[Dataset items]

= Beginning of Section =

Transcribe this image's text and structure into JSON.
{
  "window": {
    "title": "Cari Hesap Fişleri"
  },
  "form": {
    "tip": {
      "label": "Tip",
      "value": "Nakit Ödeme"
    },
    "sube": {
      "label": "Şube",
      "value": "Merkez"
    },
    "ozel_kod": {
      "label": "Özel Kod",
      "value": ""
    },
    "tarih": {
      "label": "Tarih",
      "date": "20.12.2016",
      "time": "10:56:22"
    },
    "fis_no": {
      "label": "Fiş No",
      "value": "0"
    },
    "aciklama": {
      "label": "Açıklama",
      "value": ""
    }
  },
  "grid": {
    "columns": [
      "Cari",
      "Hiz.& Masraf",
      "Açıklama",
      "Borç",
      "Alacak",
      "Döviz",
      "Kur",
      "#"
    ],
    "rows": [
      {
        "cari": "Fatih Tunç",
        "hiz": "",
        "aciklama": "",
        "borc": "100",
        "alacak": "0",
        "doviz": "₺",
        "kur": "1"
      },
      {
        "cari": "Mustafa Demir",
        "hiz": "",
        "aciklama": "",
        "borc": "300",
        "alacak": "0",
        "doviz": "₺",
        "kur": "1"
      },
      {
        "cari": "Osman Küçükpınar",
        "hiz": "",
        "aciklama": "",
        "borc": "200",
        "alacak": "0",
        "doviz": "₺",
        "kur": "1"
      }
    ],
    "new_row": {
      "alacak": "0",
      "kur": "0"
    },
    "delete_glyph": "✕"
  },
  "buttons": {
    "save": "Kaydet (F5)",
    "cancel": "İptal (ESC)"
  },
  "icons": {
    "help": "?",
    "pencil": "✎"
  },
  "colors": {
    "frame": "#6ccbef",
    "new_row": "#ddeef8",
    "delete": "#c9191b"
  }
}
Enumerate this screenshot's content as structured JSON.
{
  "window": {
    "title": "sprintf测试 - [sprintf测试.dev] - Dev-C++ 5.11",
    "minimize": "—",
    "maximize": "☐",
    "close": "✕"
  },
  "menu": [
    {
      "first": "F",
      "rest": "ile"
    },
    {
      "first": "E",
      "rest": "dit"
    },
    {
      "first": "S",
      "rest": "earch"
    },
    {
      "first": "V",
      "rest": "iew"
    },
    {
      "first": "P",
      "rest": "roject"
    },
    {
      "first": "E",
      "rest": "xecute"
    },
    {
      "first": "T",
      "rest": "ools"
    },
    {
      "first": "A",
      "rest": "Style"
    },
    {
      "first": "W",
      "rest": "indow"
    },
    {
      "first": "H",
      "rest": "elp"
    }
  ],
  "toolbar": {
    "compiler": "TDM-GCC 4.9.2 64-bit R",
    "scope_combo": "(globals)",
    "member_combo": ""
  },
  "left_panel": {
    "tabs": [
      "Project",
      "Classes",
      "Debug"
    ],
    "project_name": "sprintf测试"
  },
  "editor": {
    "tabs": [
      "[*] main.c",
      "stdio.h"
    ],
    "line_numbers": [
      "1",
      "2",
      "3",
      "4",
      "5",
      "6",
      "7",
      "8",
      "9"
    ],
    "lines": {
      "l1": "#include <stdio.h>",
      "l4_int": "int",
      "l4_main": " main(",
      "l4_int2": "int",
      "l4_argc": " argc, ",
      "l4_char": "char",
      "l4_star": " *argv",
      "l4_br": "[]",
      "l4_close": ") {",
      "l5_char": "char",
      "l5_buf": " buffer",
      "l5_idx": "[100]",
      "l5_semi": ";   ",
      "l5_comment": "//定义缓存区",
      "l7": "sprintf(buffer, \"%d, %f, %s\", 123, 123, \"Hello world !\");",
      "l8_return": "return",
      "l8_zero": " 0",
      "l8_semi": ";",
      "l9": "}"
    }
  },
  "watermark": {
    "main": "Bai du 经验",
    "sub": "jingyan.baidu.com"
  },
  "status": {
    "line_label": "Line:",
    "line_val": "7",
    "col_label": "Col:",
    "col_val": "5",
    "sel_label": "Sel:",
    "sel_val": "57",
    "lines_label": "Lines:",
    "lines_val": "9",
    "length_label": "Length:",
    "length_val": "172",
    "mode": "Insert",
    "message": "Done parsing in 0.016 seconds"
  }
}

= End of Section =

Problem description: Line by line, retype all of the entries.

Answer for the task:
Transcribe this image's text and structure into JSON.
{
  "window": {
    "title": "Cari Hesap Fişleri"
  },
  "form": {
    "tip": {
      "label": "Tip",
      "value": "Nakit Ödeme"
    },
    "sube": {
      "label": "Şube",
      "value": "Merkez"
    },
    "ozel_kod": {
      "label": "Özel Kod",
      "value": ""
    },
    "tarih": {
      "label": "Tarih",
      "date": "20.12.2016",
      "time": "10:56:22"
    },
    "fis_no": {
      "label": "Fiş No",
      "value": "0"
    },
    "aciklama": {
      "label": "Açıklama",
      "value": ""
    }
  },
  "grid": {
    "columns": [
      "Cari",
      "Hiz.& Masraf",
      "Açıklama",
      "Borç",
      "Alacak",
      "Döviz",
      "Kur",
      "#"
    ],
    "rows": [
      {
        "cari": "Fatih Tunç",
        "hiz": "",
        "aciklama": "",
        "borc": "100",
        "alacak": "0",
        "doviz": "₺",
        "kur": "1"
      },
      {
        "cari": "Mustafa Demir",
        "hiz": "",
        "aciklama": "",
        "borc": "300",
        "alacak": "0",
        "doviz": "₺",
        "kur": "1"
      },
      {
        "cari": "Osman Küçükpınar",
        "hiz": "",
        "aciklama": "",
        "borc": "200",
        "alacak": "0",
        "doviz": "₺",
        "kur": "1"
      }
    ],
    "new_row": {
      "alacak": "0",
      "kur": "0"
    },
    "delete_glyph": "✕"
  },
  "buttons": {
    "save": "Kaydet (F5)",
    "cancel": "İptal (ESC)"
  },
  "icons": {
    "help": "?",
    "pencil": "✎"
  },
  "colors": {
    "frame": "#6ccbef",
    "new_row": "#ddeef8",
    "delete": "#c9191b"
  }
}
Enumerate this screenshot's content as structured JSON.
{
  "window": {
    "title": "sprintf测试 - [sprintf测试.dev] - Dev-C++ 5.11",
    "minimize": "—",
    "maximize": "☐",
    "close": "✕"
  },
  "menu": [
    {
      "first": "F",
      "rest": "ile"
    },
    {
      "first": "E",
      "rest": "dit"
    },
    {
      "first": "S",
      "rest": "earch"
    },
    {
      "first": "V",
      "rest": "iew"
    },
    {
      "first": "P",
      "rest": "roject"
    },
    {
      "first": "E",
      "rest": "xecute"
    },
    {
      "first": "T",
      "rest": "ools"
    },
    {
      "first": "A",
      "rest": "Style"
    },
    {
      "first": "W",
      "rest": "indow"
    },
    {
      "first": "H",
      "rest": "elp"
    }
  ],
  "toolbar": {
    "compiler": "TDM-GCC 4.9.2 64-bit R",
    "scope_combo": "(globals)",
    "member_combo": ""
  },
  "left_panel": {
    "tabs": [
      "Project",
      "Classes",
      "Debug"
    ],
    "project_name": "sprintf测试"
  },
  "editor": {
    "tabs": [
      "[*] main.c",
      "stdio.h"
    ],
    "line_numbers": [
      "1",
      "2",
      "3",
      "4",
      "5",
      "6",
      "7",
      "8",
      "9"
    ],
    "lines": {
      "l1": "#include <stdio.h>",
      "l4_int": "int",
      "l4_main": " main(",
      "l4_int2": "int",
      "l4_argc": " argc, ",
      "l4_char": "char",
      "l4_star": " *argv",
      "l4_br": "[]",
      "l4_close": ") {",
      "l5_char": "char",
      "l5_buf": " buffer",
      "l5_idx": "[100]",
      "l5_semi": ";   ",
      "l5_comment": "//定义缓存区",
      "l7": "sprintf(buffer, \"%d, %f, %s\", 123, 123, \"Hello world !\");",
      "l8_return": "return",
      "l8_zero": " 0",
      "l8_semi": ";",
      "l9": "}"
    }
  },
  "watermark": {
    "main": "Bai du 经验",
    "sub": "jingyan.baidu.com"
  },
  "status": {
    "line_label": "Line:",
    "line_val": "7",
    "col_label": "Col:",
    "col_val": "5",
    "sel_label": "Sel:",
    "sel_val": "57",
    "lines_label": "Lines:",
    "lines_val": "9",
    "length_label": "Length:",
    "length_val": "172",
    "mode": "Insert",
    "message": "Done parsing in 0.016 seconds"
  }
}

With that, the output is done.